- _What is needed_
For every line in the material below that holds "Read", report the line.

+-------+

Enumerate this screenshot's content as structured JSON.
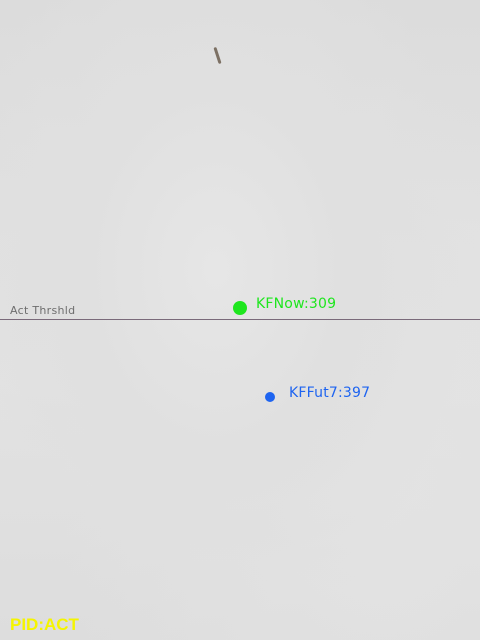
{
  "threshold": {
    "label": "Act Thrshld",
    "line_color": "#7a6a7a"
  },
  "markers": {
    "kf_now": {
      "label": "KFNow:309",
      "color": "#1ee61e"
    },
    "kf_future": {
      "label": "KFFut7:397",
      "color": "#1e64f0"
    }
  },
  "status": {
    "pid_label": "PID:ACT",
    "color": "#f5f500"
  }
}
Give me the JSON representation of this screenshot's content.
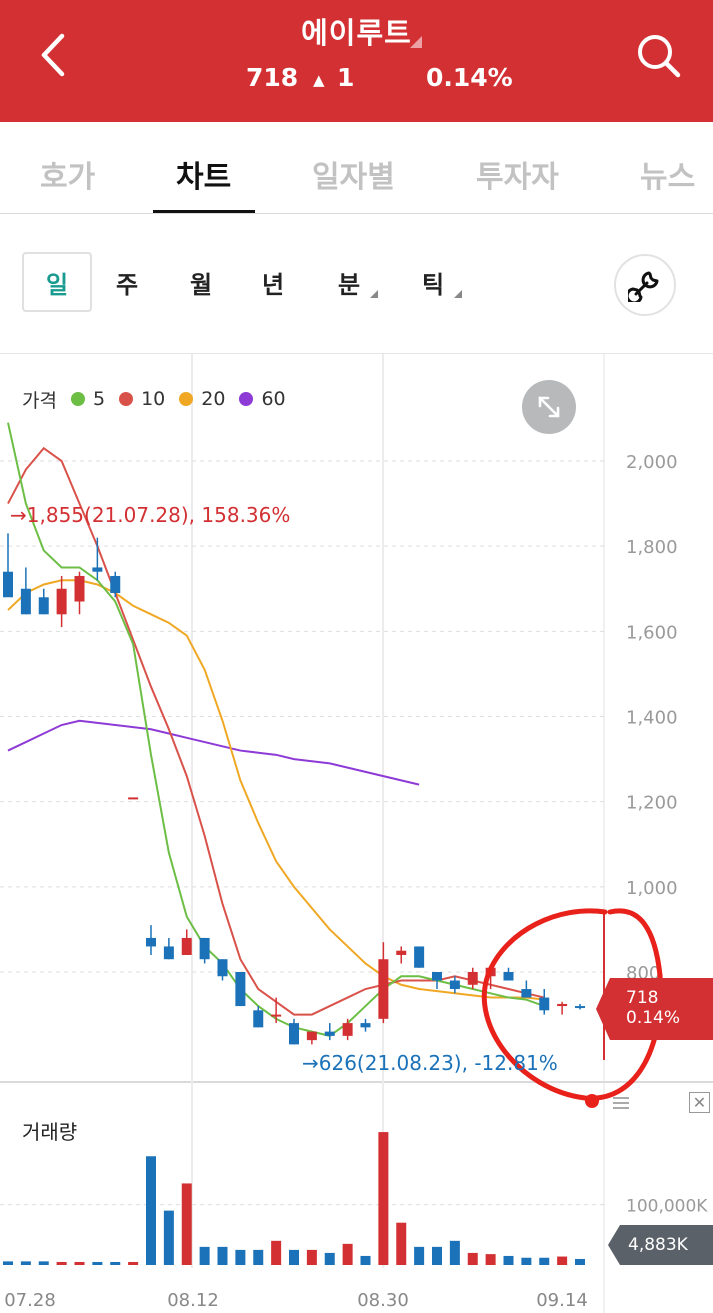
{
  "header": {
    "stock_name": "에이루트",
    "price": "718",
    "change_arrow": "▲",
    "change": "1",
    "change_pct": "0.14%",
    "back_icon": "chevron-left-icon",
    "search_icon": "search-icon",
    "bg_color": "#d33033"
  },
  "tabs": [
    {
      "label": "호가",
      "active": false
    },
    {
      "label": "차트",
      "active": true
    },
    {
      "label": "일자별",
      "active": false
    },
    {
      "label": "투자자",
      "active": false
    },
    {
      "label": "뉴스",
      "active": false
    }
  ],
  "periods": [
    {
      "label": "일",
      "active": true
    },
    {
      "label": "주"
    },
    {
      "label": "월"
    },
    {
      "label": "년"
    },
    {
      "label": "분",
      "has_menu": true
    },
    {
      "label": "틱",
      "has_menu": true
    }
  ],
  "settings_icon": "wrench-icon",
  "expand_icon": "expand-arrows-icon",
  "legend": {
    "price_label": "가격",
    "ma": [
      {
        "label": "5",
        "color": "#6cbe45"
      },
      {
        "label": "10",
        "color": "#d9524a"
      },
      {
        "label": "20",
        "color": "#f0a824"
      },
      {
        "label": "60",
        "color": "#8d3ad6"
      }
    ]
  },
  "annotations": {
    "high": "→1,855(21.07.28), 158.36%",
    "low": "→626(21.08.23), -12.81%"
  },
  "price_axis": [
    "2,000",
    "1,800",
    "1,600",
    "1,400",
    "1,200",
    "1,000",
    "800"
  ],
  "current_price_tag": {
    "price": "718",
    "pct": "0.14%"
  },
  "volume": {
    "label": "거래량",
    "axis_label": "100,000K",
    "current_tag": "4,883K",
    "close_icon": "close-icon",
    "menu_icon": "menu-icon"
  },
  "date_axis": [
    "07.28",
    "08.12",
    "08.30",
    "09.14"
  ],
  "colors": {
    "up": "#d33033",
    "down": "#1b72b8",
    "annotation_circle": "#e8211b"
  },
  "chart_data": {
    "type": "candlestick",
    "y_range": [
      580,
      2100
    ],
    "x_ticks": [
      "07.28",
      "08.12",
      "08.30",
      "09.14"
    ],
    "candles": [
      {
        "o": 1740,
        "h": 1830,
        "l": 1700,
        "c": 1680
      },
      {
        "o": 1700,
        "h": 1750,
        "l": 1640,
        "c": 1640
      },
      {
        "o": 1680,
        "h": 1700,
        "l": 1640,
        "c": 1640
      },
      {
        "o": 1640,
        "h": 1730,
        "l": 1610,
        "c": 1700
      },
      {
        "o": 1670,
        "h": 1740,
        "l": 1640,
        "c": 1730
      },
      {
        "o": 1750,
        "h": 1820,
        "l": 1720,
        "c": 1740
      },
      {
        "o": 1730,
        "h": 1740,
        "l": 1680,
        "c": 1690
      },
      {
        "o": 1210,
        "h": 1210,
        "l": 1210,
        "c": 1210
      },
      {
        "o": 880,
        "h": 910,
        "l": 840,
        "c": 860
      },
      {
        "o": 860,
        "h": 880,
        "l": 830,
        "c": 830
      },
      {
        "o": 840,
        "h": 900,
        "l": 840,
        "c": 880
      },
      {
        "o": 880,
        "h": 880,
        "l": 820,
        "c": 830
      },
      {
        "o": 830,
        "h": 830,
        "l": 780,
        "c": 790
      },
      {
        "o": 800,
        "h": 800,
        "l": 720,
        "c": 720
      },
      {
        "o": 710,
        "h": 720,
        "l": 670,
        "c": 670
      },
      {
        "o": 700,
        "h": 740,
        "l": 680,
        "c": 700
      },
      {
        "o": 680,
        "h": 690,
        "l": 630,
        "c": 630
      },
      {
        "o": 640,
        "h": 660,
        "l": 630,
        "c": 660
      },
      {
        "o": 660,
        "h": 680,
        "l": 640,
        "c": 650
      },
      {
        "o": 650,
        "h": 690,
        "l": 640,
        "c": 680
      },
      {
        "o": 680,
        "h": 690,
        "l": 660,
        "c": 670
      },
      {
        "o": 690,
        "h": 870,
        "l": 680,
        "c": 830
      },
      {
        "o": 840,
        "h": 860,
        "l": 820,
        "c": 850
      },
      {
        "o": 860,
        "h": 860,
        "l": 810,
        "c": 810
      },
      {
        "o": 800,
        "h": 800,
        "l": 760,
        "c": 780
      },
      {
        "o": 780,
        "h": 790,
        "l": 750,
        "c": 760
      },
      {
        "o": 770,
        "h": 810,
        "l": 760,
        "c": 800
      },
      {
        "o": 790,
        "h": 810,
        "l": 760,
        "c": 810
      },
      {
        "o": 800,
        "h": 810,
        "l": 780,
        "c": 780
      },
      {
        "o": 760,
        "h": 780,
        "l": 740,
        "c": 740
      },
      {
        "o": 740,
        "h": 760,
        "l": 700,
        "c": 710
      },
      {
        "o": 720,
        "h": 730,
        "l": 700,
        "c": 725
      },
      {
        "o": 720,
        "h": 725,
        "l": 712,
        "c": 718
      }
    ],
    "ma5": [
      2090,
      1900,
      1790,
      1750,
      1750,
      1720,
      1670,
      1570,
      1310,
      1080,
      930,
      860,
      820,
      760,
      720,
      690,
      670,
      660,
      650,
      680,
      720,
      760,
      790,
      790,
      780,
      770,
      760,
      750,
      740,
      735,
      720
    ],
    "ma10": [
      1900,
      1980,
      2030,
      2000,
      1900,
      1800,
      1690,
      1580,
      1470,
      1370,
      1260,
      1120,
      960,
      830,
      760,
      730,
      700,
      700,
      720,
      740,
      760,
      770,
      780,
      780,
      780,
      790,
      780,
      770,
      760,
      750,
      740
    ],
    "ma20": [
      1650,
      1690,
      1710,
      1720,
      1720,
      1710,
      1690,
      1660,
      1640,
      1620,
      1590,
      1510,
      1390,
      1250,
      1150,
      1060,
      1000,
      950,
      900,
      860,
      820,
      790,
      770,
      760,
      755,
      750,
      745,
      740,
      740,
      740,
      735
    ],
    "ma60": [
      1320,
      1340,
      1360,
      1380,
      1390,
      1385,
      1380,
      1375,
      1370,
      1360,
      1350,
      1340,
      1330,
      1320,
      1315,
      1310,
      1300,
      1295,
      1290,
      1280,
      1270,
      1260,
      1250,
      1240
    ],
    "volume": [
      6,
      6,
      6,
      5,
      5,
      5,
      5,
      5,
      180,
      90,
      135,
      30,
      30,
      25,
      25,
      40,
      25,
      25,
      20,
      35,
      15,
      220,
      70,
      30,
      30,
      40,
      20,
      18,
      15,
      12,
      12,
      14,
      10
    ]
  }
}
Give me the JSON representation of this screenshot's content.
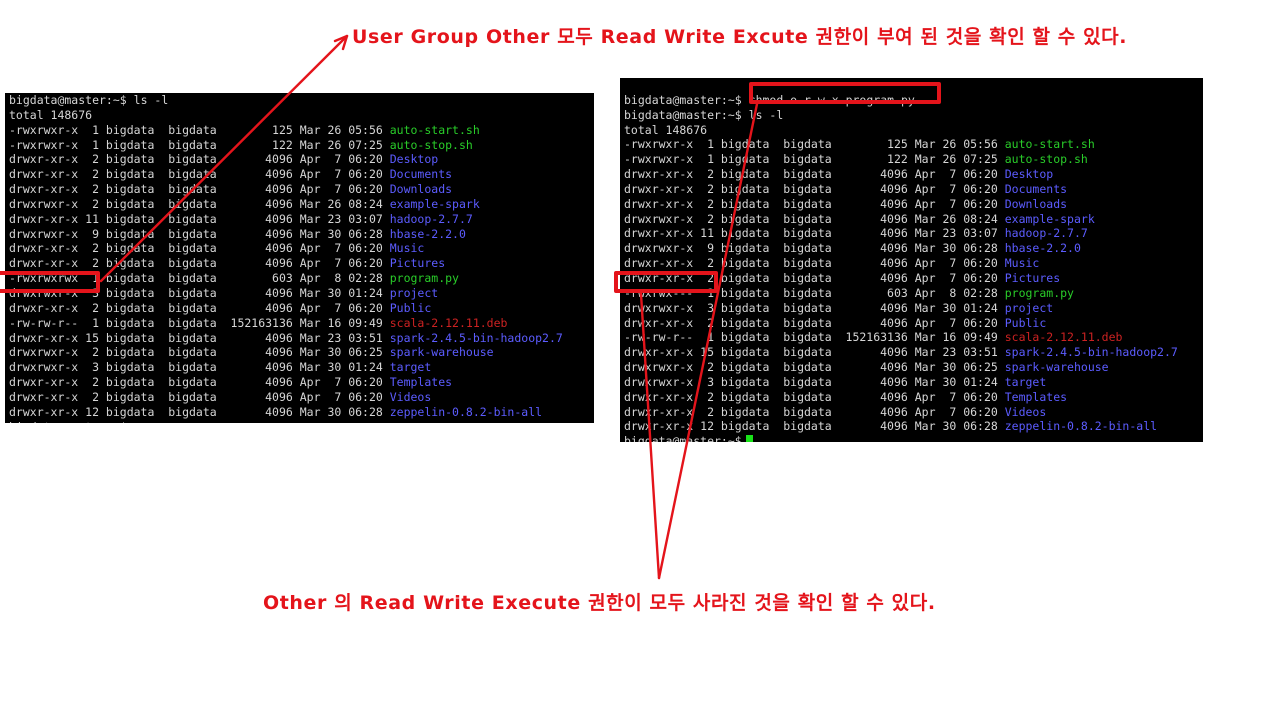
{
  "annotations": {
    "top": "User Group Other 모두 Read Write Excute 권한이 부여 된 것을 확인 할 수 있다.",
    "bottom": "Other 의 Read Write Execute 권한이 모두 사라진 것을 확인 할 수 있다.",
    "color": "#e4141b"
  },
  "highlight_color": "#e4141b",
  "terminal_left": {
    "prompt": "bigdata@master:~$",
    "command": "ls -l",
    "total": "total 148676",
    "rows": [
      {
        "perm": "-rwxrwxr-x",
        "links": "1",
        "owner": "bigdata",
        "group": "bigdata",
        "size": "125",
        "month": "Mar",
        "day": "26",
        "time": "05:56",
        "name": "auto-start.sh",
        "kind": "exec"
      },
      {
        "perm": "-rwxrwxr-x",
        "links": "1",
        "owner": "bigdata",
        "group": "bigdata",
        "size": "122",
        "month": "Mar",
        "day": "26",
        "time": "07:25",
        "name": "auto-stop.sh",
        "kind": "exec"
      },
      {
        "perm": "drwxr-xr-x",
        "links": "2",
        "owner": "bigdata",
        "group": "bigdata",
        "size": "4096",
        "month": "Apr",
        "day": "7",
        "time": "06:20",
        "name": "Desktop",
        "kind": "dir"
      },
      {
        "perm": "drwxr-xr-x",
        "links": "2",
        "owner": "bigdata",
        "group": "bigdata",
        "size": "4096",
        "month": "Apr",
        "day": "7",
        "time": "06:20",
        "name": "Documents",
        "kind": "dir"
      },
      {
        "perm": "drwxr-xr-x",
        "links": "2",
        "owner": "bigdata",
        "group": "bigdata",
        "size": "4096",
        "month": "Apr",
        "day": "7",
        "time": "06:20",
        "name": "Downloads",
        "kind": "dir"
      },
      {
        "perm": "drwxrwxr-x",
        "links": "2",
        "owner": "bigdata",
        "group": "bigdata",
        "size": "4096",
        "month": "Mar",
        "day": "26",
        "time": "08:24",
        "name": "example-spark",
        "kind": "dir"
      },
      {
        "perm": "drwxr-xr-x",
        "links": "11",
        "owner": "bigdata",
        "group": "bigdata",
        "size": "4096",
        "month": "Mar",
        "day": "23",
        "time": "03:07",
        "name": "hadoop-2.7.7",
        "kind": "dir"
      },
      {
        "perm": "drwxrwxr-x",
        "links": "9",
        "owner": "bigdata",
        "group": "bigdata",
        "size": "4096",
        "month": "Mar",
        "day": "30",
        "time": "06:28",
        "name": "hbase-2.2.0",
        "kind": "dir"
      },
      {
        "perm": "drwxr-xr-x",
        "links": "2",
        "owner": "bigdata",
        "group": "bigdata",
        "size": "4096",
        "month": "Apr",
        "day": "7",
        "time": "06:20",
        "name": "Music",
        "kind": "dir"
      },
      {
        "perm": "drwxr-xr-x",
        "links": "2",
        "owner": "bigdata",
        "group": "bigdata",
        "size": "4096",
        "month": "Apr",
        "day": "7",
        "time": "06:20",
        "name": "Pictures",
        "kind": "dir"
      },
      {
        "perm": "-rwxrwxrwx",
        "links": "1",
        "owner": "bigdata",
        "group": "bigdata",
        "size": "603",
        "month": "Apr",
        "day": "8",
        "time": "02:28",
        "name": "program.py",
        "kind": "exec"
      },
      {
        "perm": "drwxrwxr-x",
        "links": "3",
        "owner": "bigdata",
        "group": "bigdata",
        "size": "4096",
        "month": "Mar",
        "day": "30",
        "time": "01:24",
        "name": "project",
        "kind": "dir"
      },
      {
        "perm": "drwxr-xr-x",
        "links": "2",
        "owner": "bigdata",
        "group": "bigdata",
        "size": "4096",
        "month": "Apr",
        "day": "7",
        "time": "06:20",
        "name": "Public",
        "kind": "dir"
      },
      {
        "perm": "-rw-rw-r--",
        "links": "1",
        "owner": "bigdata",
        "group": "bigdata",
        "size": "152163136",
        "month": "Mar",
        "day": "16",
        "time": "09:49",
        "name": "scala-2.12.11.deb",
        "kind": "arch"
      },
      {
        "perm": "drwxr-xr-x",
        "links": "15",
        "owner": "bigdata",
        "group": "bigdata",
        "size": "4096",
        "month": "Mar",
        "day": "23",
        "time": "03:51",
        "name": "spark-2.4.5-bin-hadoop2.7",
        "kind": "dir"
      },
      {
        "perm": "drwxrwxr-x",
        "links": "2",
        "owner": "bigdata",
        "group": "bigdata",
        "size": "4096",
        "month": "Mar",
        "day": "30",
        "time": "06:25",
        "name": "spark-warehouse",
        "kind": "dir"
      },
      {
        "perm": "drwxrwxr-x",
        "links": "3",
        "owner": "bigdata",
        "group": "bigdata",
        "size": "4096",
        "month": "Mar",
        "day": "30",
        "time": "01:24",
        "name": "target",
        "kind": "dir"
      },
      {
        "perm": "drwxr-xr-x",
        "links": "2",
        "owner": "bigdata",
        "group": "bigdata",
        "size": "4096",
        "month": "Apr",
        "day": "7",
        "time": "06:20",
        "name": "Templates",
        "kind": "dir"
      },
      {
        "perm": "drwxr-xr-x",
        "links": "2",
        "owner": "bigdata",
        "group": "bigdata",
        "size": "4096",
        "month": "Apr",
        "day": "7",
        "time": "06:20",
        "name": "Videos",
        "kind": "dir"
      },
      {
        "perm": "drwxr-xr-x",
        "links": "12",
        "owner": "bigdata",
        "group": "bigdata",
        "size": "4096",
        "month": "Mar",
        "day": "30",
        "time": "06:28",
        "name": "zeppelin-0.8.2-bin-all",
        "kind": "dir"
      }
    ],
    "highlighted_perm": "-rwxrwxrwx"
  },
  "terminal_right": {
    "prompt": "bigdata@master:~$",
    "command_chmod": "chmod o-r-w-x program.py",
    "command_ls": "ls -l",
    "total": "total 148676",
    "rows": [
      {
        "perm": "-rwxrwxr-x",
        "links": "1",
        "owner": "bigdata",
        "group": "bigdata",
        "size": "125",
        "month": "Mar",
        "day": "26",
        "time": "05:56",
        "name": "auto-start.sh",
        "kind": "exec"
      },
      {
        "perm": "-rwxrwxr-x",
        "links": "1",
        "owner": "bigdata",
        "group": "bigdata",
        "size": "122",
        "month": "Mar",
        "day": "26",
        "time": "07:25",
        "name": "auto-stop.sh",
        "kind": "exec"
      },
      {
        "perm": "drwxr-xr-x",
        "links": "2",
        "owner": "bigdata",
        "group": "bigdata",
        "size": "4096",
        "month": "Apr",
        "day": "7",
        "time": "06:20",
        "name": "Desktop",
        "kind": "dir"
      },
      {
        "perm": "drwxr-xr-x",
        "links": "2",
        "owner": "bigdata",
        "group": "bigdata",
        "size": "4096",
        "month": "Apr",
        "day": "7",
        "time": "06:20",
        "name": "Documents",
        "kind": "dir"
      },
      {
        "perm": "drwxr-xr-x",
        "links": "2",
        "owner": "bigdata",
        "group": "bigdata",
        "size": "4096",
        "month": "Apr",
        "day": "7",
        "time": "06:20",
        "name": "Downloads",
        "kind": "dir"
      },
      {
        "perm": "drwxrwxr-x",
        "links": "2",
        "owner": "bigdata",
        "group": "bigdata",
        "size": "4096",
        "month": "Mar",
        "day": "26",
        "time": "08:24",
        "name": "example-spark",
        "kind": "dir"
      },
      {
        "perm": "drwxr-xr-x",
        "links": "11",
        "owner": "bigdata",
        "group": "bigdata",
        "size": "4096",
        "month": "Mar",
        "day": "23",
        "time": "03:07",
        "name": "hadoop-2.7.7",
        "kind": "dir"
      },
      {
        "perm": "drwxrwxr-x",
        "links": "9",
        "owner": "bigdata",
        "group": "bigdata",
        "size": "4096",
        "month": "Mar",
        "day": "30",
        "time": "06:28",
        "name": "hbase-2.2.0",
        "kind": "dir"
      },
      {
        "perm": "drwxr-xr-x",
        "links": "2",
        "owner": "bigdata",
        "group": "bigdata",
        "size": "4096",
        "month": "Apr",
        "day": "7",
        "time": "06:20",
        "name": "Music",
        "kind": "dir"
      },
      {
        "perm": "drwxr-xr-x",
        "links": "2",
        "owner": "bigdata",
        "group": "bigdata",
        "size": "4096",
        "month": "Apr",
        "day": "7",
        "time": "06:20",
        "name": "Pictures",
        "kind": "dir"
      },
      {
        "perm": "-rwxrwx---",
        "links": "1",
        "owner": "bigdata",
        "group": "bigdata",
        "size": "603",
        "month": "Apr",
        "day": "8",
        "time": "02:28",
        "name": "program.py",
        "kind": "exec"
      },
      {
        "perm": "drwxrwxr-x",
        "links": "3",
        "owner": "bigdata",
        "group": "bigdata",
        "size": "4096",
        "month": "Mar",
        "day": "30",
        "time": "01:24",
        "name": "project",
        "kind": "dir"
      },
      {
        "perm": "drwxr-xr-x",
        "links": "2",
        "owner": "bigdata",
        "group": "bigdata",
        "size": "4096",
        "month": "Apr",
        "day": "7",
        "time": "06:20",
        "name": "Public",
        "kind": "dir"
      },
      {
        "perm": "-rw-rw-r--",
        "links": "1",
        "owner": "bigdata",
        "group": "bigdata",
        "size": "152163136",
        "month": "Mar",
        "day": "16",
        "time": "09:49",
        "name": "scala-2.12.11.deb",
        "kind": "arch"
      },
      {
        "perm": "drwxr-xr-x",
        "links": "15",
        "owner": "bigdata",
        "group": "bigdata",
        "size": "4096",
        "month": "Mar",
        "day": "23",
        "time": "03:51",
        "name": "spark-2.4.5-bin-hadoop2.7",
        "kind": "dir"
      },
      {
        "perm": "drwxrwxr-x",
        "links": "2",
        "owner": "bigdata",
        "group": "bigdata",
        "size": "4096",
        "month": "Mar",
        "day": "30",
        "time": "06:25",
        "name": "spark-warehouse",
        "kind": "dir"
      },
      {
        "perm": "drwxrwxr-x",
        "links": "3",
        "owner": "bigdata",
        "group": "bigdata",
        "size": "4096",
        "month": "Mar",
        "day": "30",
        "time": "01:24",
        "name": "target",
        "kind": "dir"
      },
      {
        "perm": "drwxr-xr-x",
        "links": "2",
        "owner": "bigdata",
        "group": "bigdata",
        "size": "4096",
        "month": "Apr",
        "day": "7",
        "time": "06:20",
        "name": "Templates",
        "kind": "dir"
      },
      {
        "perm": "drwxr-xr-x",
        "links": "2",
        "owner": "bigdata",
        "group": "bigdata",
        "size": "4096",
        "month": "Apr",
        "day": "7",
        "time": "06:20",
        "name": "Videos",
        "kind": "dir"
      },
      {
        "perm": "drwxr-xr-x",
        "links": "12",
        "owner": "bigdata",
        "group": "bigdata",
        "size": "4096",
        "month": "Mar",
        "day": "30",
        "time": "06:28",
        "name": "zeppelin-0.8.2-bin-all",
        "kind": "dir"
      }
    ],
    "highlighted_perm": "-rwxrwx---"
  }
}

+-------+

- _Written solution_
    "top": "User Group Other 모두 Read Write Excute 권한이 부여 된 것을 확인 할 수 있다.",
    "bottom": "Other 의 Read Write Execute 권한이 모두 사라진 것을 확인 할 수 있다.",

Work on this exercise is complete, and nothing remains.